Despite the announcement by one Republican senator that he’ll vote against the nomination, Judge Samuel Alito will probably be confirmed to the Supreme Court this afternoon.

Meanwhile, the public seems to be fed up with the highly-politicized process of confirming justices. An editorial in the Denver Post by Paul Carrese notes:

“Both of our national parties and interest groups on all sides trumpet partial truths, run ads, use surrogates to attack and appeal for donations. In the past decade, this decline has spread to nominees for the lower federal courts. Beyond what this means for candidates and their families, it now touches our constitutional fabric. Single-issue campaigning and accusations about a nominee’s ‘ideology’ are undermining the legitimacy of judicial review and the ideal of non-partisan judges. The president can take some steps to restore a more judicious process, but the Senate must take the lead, since it is there that the most partisanship arises.”

“Quite true,” constitutional law prof Matthew J. Franck writes on National Review’s Bench Memos. But, “Viewed from another angle, however, what is going on in current nomination battles is a struggle to define just what we mean by “duty to the Constitution,” or for that matter what “an independent judiciary” is and what it is for.

“I see no alternative to hurling Supreme Court nominees in front of the cannon’s mouth until those questions are settled.
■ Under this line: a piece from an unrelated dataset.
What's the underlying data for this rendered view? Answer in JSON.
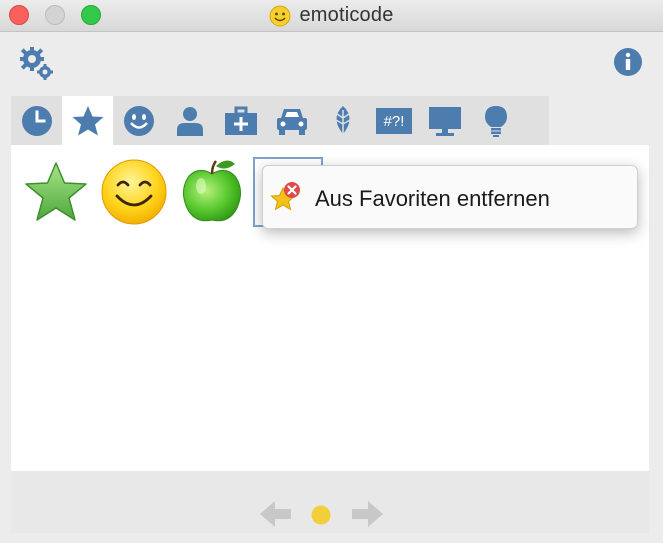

Democrats believe, or pretend to believe, that the Constitution puts judges in charge of the ‘progressive’ expansion of ‘constitutional rights’ at the frontiers of the culture of death – the ‘rights’ of unlawful enemy combatants, the ‘rights’ of abortionists to take lives that could be saved, the ‘rights’ of men and women to ‘marry’ one another in impossible combinations of twos and threes and more. Republicans view it otherwise. Paul’s plea for a return to politically neutral standards for the selection and approval of justices is admirable, but is written for another age, I’m afraid. In the present age we need partisan politics, with all its ugliness, to save the independent judiciary from itself. We may need more of it than we have yet seen. The Supreme Court has been the Constitution’s worst enemy for most of the last century, and can hardly be expected to change its ways if the political temperature it inhabits is lowered.”